This Allis Chalmers WD was donated to our farm by a very generous man named Tom Slawson. It is in peak running condition and looks like it just rolled off the assembly line. We're stoked about our new addition to the farm!


In our family, when we sit at the dinner table, just before digging in to all of the farm-fresh goodness, we all say something that we are thankful for.  It is my turn to say that I am thankful that the general awareness of where our food is coming from, how far it travels, what chemicals may be inside it or what nutrition it may contain, is becoming something that people are thinking about.  I am thankful that the knowledge and skills that farmer's behold is something that is a concern or at the very least a brief thought in the minds of our CSA members.  I am thankful for all of you choosing to support our farm so that we can make plans for yet another successful growing season on our farm.

Sooo, What's in the Box???

Russet Potatoes-  Some more of these dirty tubers.  Don't you feel more connected to the farm as you clean the dirt off of these glorius underground growths?

Danvers Carrots- We had a hard time with our final carrot harvest.
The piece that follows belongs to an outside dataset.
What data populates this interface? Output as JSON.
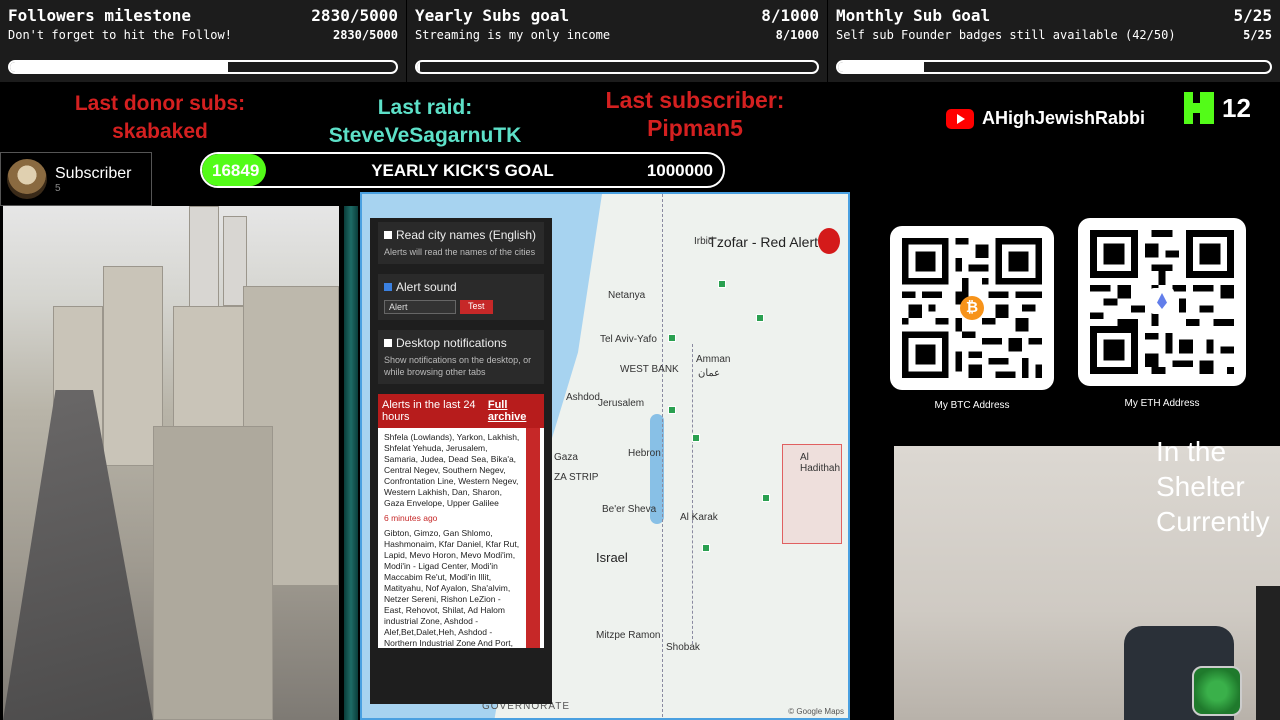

We actually threw out more than half of our harvest!!!  So many rotten carrots in the ground.  We're chalking it up to all of the rain earlier in the summer.  We're really not sure what it's from.  We haven't had a bumper crop of carrots this year.  Some is better than none!

Pie Pumpkins- It's not fall without a pumpkin!  Believe it or not, you can actually eat this pumpkin.  Make pumpkin pie, pumpkin soup, or pumpkin bars.  Pumpkin's don't really come from a can, did you know that?
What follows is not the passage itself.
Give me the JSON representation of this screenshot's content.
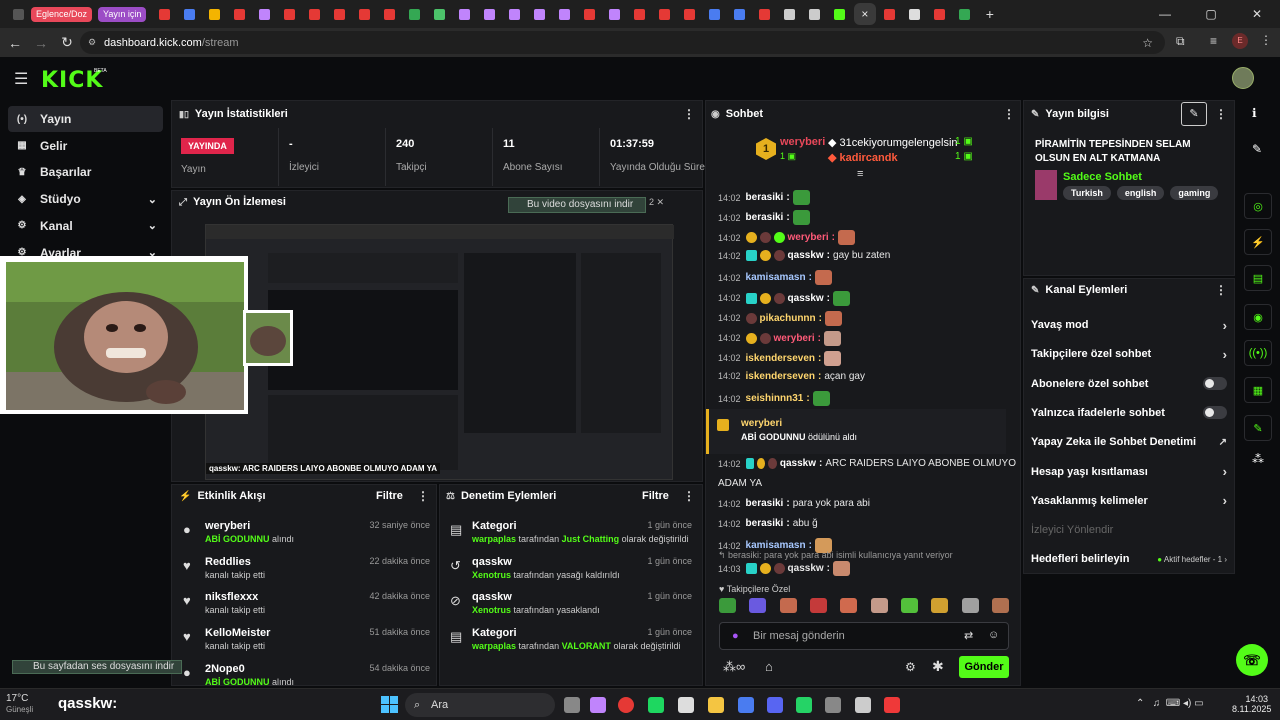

Parsnips- In the same family as carrots.  They're a little more fibrous than carrots and take a bit longer to cook.  But they store beautifully.  Make a roasted root vegetable dish, parsnip/carrot cake, or puree parsnip into a creamy potato soup.

Chippolini Onions-  These are actually a gourmet, high-end onion.  These flat spheres are an Italian heirloom that is pronounced (chip-o-leen-ee).  They are meant to be peeled and roasted whole.  They're so sweet you can cut them and eat them with a fork and knife once cooked all the way through.  The Italians roast them whole because they roast so evenly as they are low and flat to the pan.

Asian Tempest Garlic-  More spicy garlic to help you keep up your health this fall as the weather starts to turn.

Radish-  The radishes still looked pretty good.  The greens are turning a little, but the roots still have a nice crunch.  Snap the tops off and store the radishes in a bowl of water so they are ready to pull out of the fridge and eat fresh for a snack.

Radicchio or Cauliflower or Extra Broccoli- Radicchio is a bitter green.  It is meant to be shaved thinly into a salad or make a cooked salad out of it.  See recipe ideas below.  We ran short on radicchio for everyone, and it worked out great that we had a partial crop of cauliflower that sprung up at the very last moment.  When we fell short of those two, we compensated with Extra broccoli for the last few people.

A breathtakingly beautiful fennel bulb that was just cleaned.


Fennel-  The return of the french fennel.  Braise your fennel with a beef roast and enjoy the flavor that it gives.  Fennel is also wonderful roasted with your fall root veggies.  They offer a pleasant licorice flavor that mostly goes away when it's cooked.  If you really like a strong licorice flavor, explore some recipes that call for raw, thinly shaved fennel in salads.

Lettuce- One more head of this beautiful fall lettuce. You may have received the buttercup lettuce or the red leaf lettuce.

Swiss Chard- Small bunches of a cooking green for the end of the season.  The Swiss Chard will actually become sweeter now as we have had a few frosts.  Enjoy Swiss chard in quiche, lasagna or just sauteed with onions and garlic.  Use like you would use spinach.

Peppers- Some of the last peppers that we saved from the frost.  They may be slightly under-formed or under-ripe, but they are firm peppers none the less fine for eating.

Broccoli-  One last giving of this beautiful broccoli.  There is simply nothing like fall broccoli as it is so much sweeter.


Cream of Broccoli and Fennel Soup

Baked Radicchio and Mozzerella Pasta

Baked Ziti with Italian Sausage and Fennel

Pumpkin Custard Pie